The Peruvian economist Hernando de Soto has offered a very interesting twist on the western financial crisis. To summarize, he argues that the problem in the developing world is the translation of real, physical, assets into trabeable paper. This allows the raising of capital through loans, which lubricates capitalist development. The west, he suggests, now has the opposite problem – it has allowed the growth of lots of paper that has no clear relationship with real assets.
In short – the developing world has lots of assets but not enough paper whereas the West has too much paper that has no assets.
What de Soto does not say – at least not in so many words – is that only governments can resolve both these problems.
In the developing world only governments can legitimize property rights in the land, buildings, businesses and machinery that fuels so much of the shadow economy. Historically, in the USA for example as de Soto demonstrated in his seminal book “The Mystery of Capital”, it was the state that established and protected the property rights that enabled capitalist development. Developing country governments need to do the same now.
Conversely, it is the escape from proper state regulation that has allowed western financial interests to create “paper” – so called derivatives – that bear only a passing relationship to real assets. So complex and distant from real assets are these instruments that they no longer have credibility, especially when a crisis of confidence hits. Governments need to step in to guarantee these “assets” when they tank because they have become “too big to fail” – but they, Governments, need to have stopped this position developing in the first place and in the future.

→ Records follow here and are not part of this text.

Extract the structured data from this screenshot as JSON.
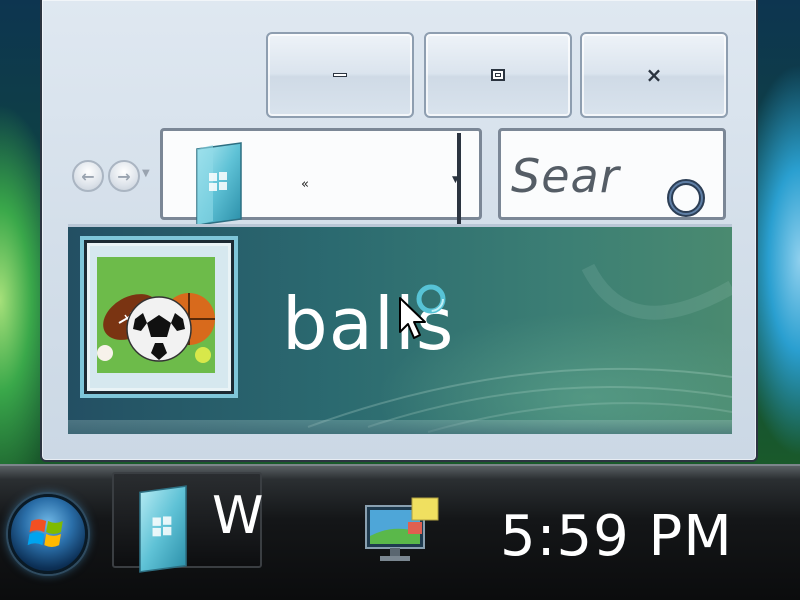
{
  "window": {
    "caption_buttons": {
      "minimize_icon": "minimize-icon",
      "maximize_icon": "maximize-icon",
      "close_glyph": "×"
    },
    "nav": {
      "back_icon": "back-arrow-icon",
      "forward_icon": "forward-arrow-icon"
    },
    "address_bar": {
      "breadcrumb": "«"
    },
    "search_box": {
      "placeholder": "Sear"
    },
    "header": {
      "title": "balls",
      "thumbnail_icon": "sports-balls-icon"
    }
  },
  "taskbar": {
    "start_icon": "windows-start-orb-icon",
    "task_button_label": "W",
    "tray_icon": "network-monitor-icon",
    "clock": "5:59 PM"
  },
  "colors": {
    "banner_start": "#234f63",
    "banner_end": "#4a8a70",
    "thumbnail_background": "#6dbb4a",
    "taskbar": "#141618"
  }
}
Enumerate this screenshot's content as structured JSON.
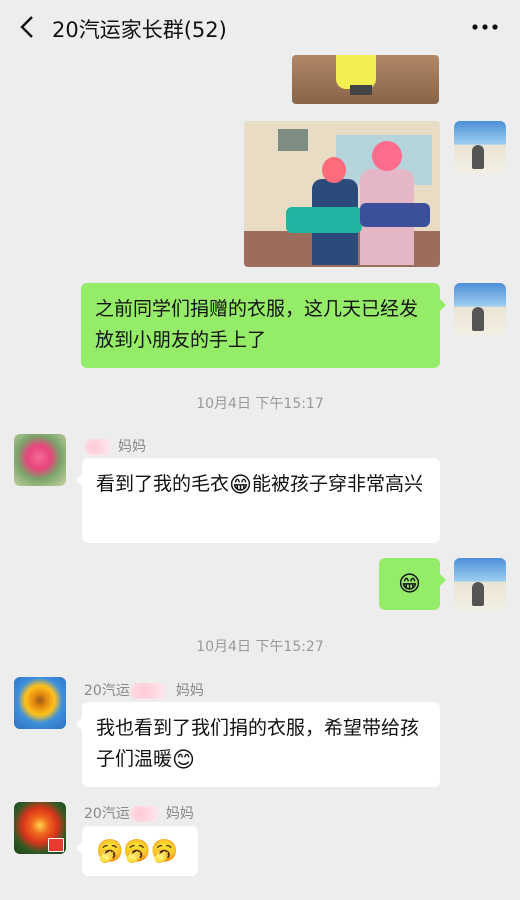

Hernando de Soto’s analysis has been adopted by the free-market right, but they fail to note the true import of his analysis – that it implies the need for Governments to regulate and establish clearly the relationship between capital and the paper that represents it, something only Governments can do.